Before we begin working on your case, we’ll have you sign an agreement that sets out to terms of our representation. By law, we are required to explain all fees, contingency arrangements, and costs to you in writing. If you decide to hire an attorney, take your time to review the document and never hesitate to ask for explanation on any of the terms.

Successful Childhood Molestation
Verdicts & Settlements

While we cannot guarantee any particular outcome, we are proud to say we’ve been a part of some very successful, high-profile verdicts. The majority of our cases are settled confidentially and the details of those settlements are never made public. However, some of our clients wanted to go public with their stories, as brave whistleblowers, to bring their abusers and their accomplices out into the light. And in some of these cases, both the identity of the victim and the settlement sum are made public. Here are a few of their stories:

$2.85 Million Settlement: Sixteen years after her abuse, the Moraga School District agreed to pay Kristen Cunnane a settlement for their failure to investigate and report known abuse to the proper authorities. After Kristen bravely spoke out publicly about her abuse, another woman came forward with similar allegations and received $1.8 million. The school district agreed to pay two additional Jane Does $7 million each to settle their claims of abuse—the largest individual molestation settlements in the nation to date.

$1.35 Million Settlement: Three days before trial, a settlement was reached to compensate Roxanne Pedro, 14 years after her abuse in 2001. Instead of reporting the abuse and disciplining the employee, Ralston Middle School administrators kept abuse the secret and employed the man for another decade, until it happened again in 2010. Despite the defense counsel’s attempt to have the case dismissed based on the statute of limitations, the judge ruled in our client’s favor based on the sound merits of the case. Our client bravely came forward years later, after learning from that her abuser was still committing offenses.

How Can A California Sex Abuse Attorney Help You?

Our Story

For the survivors who walk through our doors, the biggest reward is sometimes simply having someone truly listen to them and validate their experience. Some have suffered in silence, but many individuals have told at least one authority figure who was supposed to help them—and didn’t.

As attorneys, we’ve learned of sexual abuse in all manner of situations, and we believe you. We recognize your right to recovery. As you know, it can be difficult to go up against the blanket denials of powerful people and institutions. But with the right lawyer by your side, you can seek and obtain justice.

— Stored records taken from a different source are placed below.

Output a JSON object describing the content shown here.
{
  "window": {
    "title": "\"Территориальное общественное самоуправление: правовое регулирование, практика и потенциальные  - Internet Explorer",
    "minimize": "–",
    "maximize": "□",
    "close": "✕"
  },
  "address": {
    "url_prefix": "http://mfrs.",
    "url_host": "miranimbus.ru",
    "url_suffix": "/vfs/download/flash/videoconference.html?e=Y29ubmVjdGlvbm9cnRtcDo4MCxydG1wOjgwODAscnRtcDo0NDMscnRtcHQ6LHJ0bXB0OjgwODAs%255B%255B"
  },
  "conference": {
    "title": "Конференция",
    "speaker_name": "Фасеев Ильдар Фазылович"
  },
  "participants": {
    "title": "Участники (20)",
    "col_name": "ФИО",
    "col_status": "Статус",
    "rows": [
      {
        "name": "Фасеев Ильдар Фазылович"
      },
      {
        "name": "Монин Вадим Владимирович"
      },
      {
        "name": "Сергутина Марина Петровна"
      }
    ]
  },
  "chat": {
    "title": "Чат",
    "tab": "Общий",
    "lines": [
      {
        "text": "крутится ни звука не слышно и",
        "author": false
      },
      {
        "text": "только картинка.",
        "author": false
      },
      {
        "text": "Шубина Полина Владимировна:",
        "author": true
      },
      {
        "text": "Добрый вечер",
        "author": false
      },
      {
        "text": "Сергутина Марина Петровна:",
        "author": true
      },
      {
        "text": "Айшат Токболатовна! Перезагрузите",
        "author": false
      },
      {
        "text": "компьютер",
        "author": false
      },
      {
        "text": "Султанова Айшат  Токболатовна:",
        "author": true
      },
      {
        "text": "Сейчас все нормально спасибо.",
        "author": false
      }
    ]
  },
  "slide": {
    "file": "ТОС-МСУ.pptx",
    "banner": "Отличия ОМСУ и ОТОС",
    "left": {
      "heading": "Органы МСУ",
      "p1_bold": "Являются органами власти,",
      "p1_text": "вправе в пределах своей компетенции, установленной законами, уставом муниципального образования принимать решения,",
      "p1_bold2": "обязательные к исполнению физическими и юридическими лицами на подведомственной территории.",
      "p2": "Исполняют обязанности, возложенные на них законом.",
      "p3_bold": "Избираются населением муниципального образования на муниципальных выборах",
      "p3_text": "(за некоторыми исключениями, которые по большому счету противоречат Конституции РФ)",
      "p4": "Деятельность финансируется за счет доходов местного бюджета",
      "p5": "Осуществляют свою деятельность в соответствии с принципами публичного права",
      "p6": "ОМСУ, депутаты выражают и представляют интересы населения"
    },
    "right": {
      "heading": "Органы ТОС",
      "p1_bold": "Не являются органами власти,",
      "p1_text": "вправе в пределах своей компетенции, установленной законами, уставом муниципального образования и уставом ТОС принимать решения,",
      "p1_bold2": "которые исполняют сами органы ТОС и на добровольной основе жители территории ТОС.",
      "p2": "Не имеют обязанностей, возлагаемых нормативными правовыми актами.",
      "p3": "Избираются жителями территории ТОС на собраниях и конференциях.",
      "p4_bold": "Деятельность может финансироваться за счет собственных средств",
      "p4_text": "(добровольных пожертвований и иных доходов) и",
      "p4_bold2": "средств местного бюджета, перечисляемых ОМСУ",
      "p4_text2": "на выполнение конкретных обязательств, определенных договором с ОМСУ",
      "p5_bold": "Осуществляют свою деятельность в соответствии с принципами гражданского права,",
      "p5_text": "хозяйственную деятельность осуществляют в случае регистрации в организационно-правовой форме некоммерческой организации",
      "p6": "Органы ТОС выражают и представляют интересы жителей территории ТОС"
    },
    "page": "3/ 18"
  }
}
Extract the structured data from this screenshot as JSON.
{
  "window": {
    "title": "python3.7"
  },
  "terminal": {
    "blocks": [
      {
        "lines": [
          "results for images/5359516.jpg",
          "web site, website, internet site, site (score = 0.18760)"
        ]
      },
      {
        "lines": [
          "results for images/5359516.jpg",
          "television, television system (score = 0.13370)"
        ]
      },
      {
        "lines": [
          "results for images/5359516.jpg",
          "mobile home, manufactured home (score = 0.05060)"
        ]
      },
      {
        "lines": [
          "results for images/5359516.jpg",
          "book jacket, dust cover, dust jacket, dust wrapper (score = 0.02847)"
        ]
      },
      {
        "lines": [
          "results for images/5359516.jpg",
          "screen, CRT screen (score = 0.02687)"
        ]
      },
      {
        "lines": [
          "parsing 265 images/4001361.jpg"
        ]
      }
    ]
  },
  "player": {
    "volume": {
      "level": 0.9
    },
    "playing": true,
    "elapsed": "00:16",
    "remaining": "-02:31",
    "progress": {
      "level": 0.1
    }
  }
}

Our experienced team gives you the strength you need to fully investigate the circumstances of sexual abuse that occurred long ago. Uncovering the evidence of past abuse may be painful, but it can also be the missing link in your ability to fully close this chapter of your life and take a path toward healing. You are a courageous survivor. If you’re ready to tell your story, we are here to listen and help. Contact Lewis & Llewellyn or call (415) 800-0590 for a free and confidential consultation.

DISCLAIMER: The information in this blog is provided for general informational purposes only, and may not reflect the current law in your jurisdiction. No information contained in this blog or on this website should be construed as legal advice from Lewis & Llewellyn LLP. Neither your receipt of information from this website, nor your use of this website to contact Lewis & Llewellyn LLP creates an attorney-client relationship between you and the firm or any of its lawyers. No reader of this website should act or refrain from acting on the basis of any information included in, or accessible through, this website without seeking the appropriate legal advice on the particular facts and circumstances at issue from a lawyer licensed in the recipient’s jurisdiction.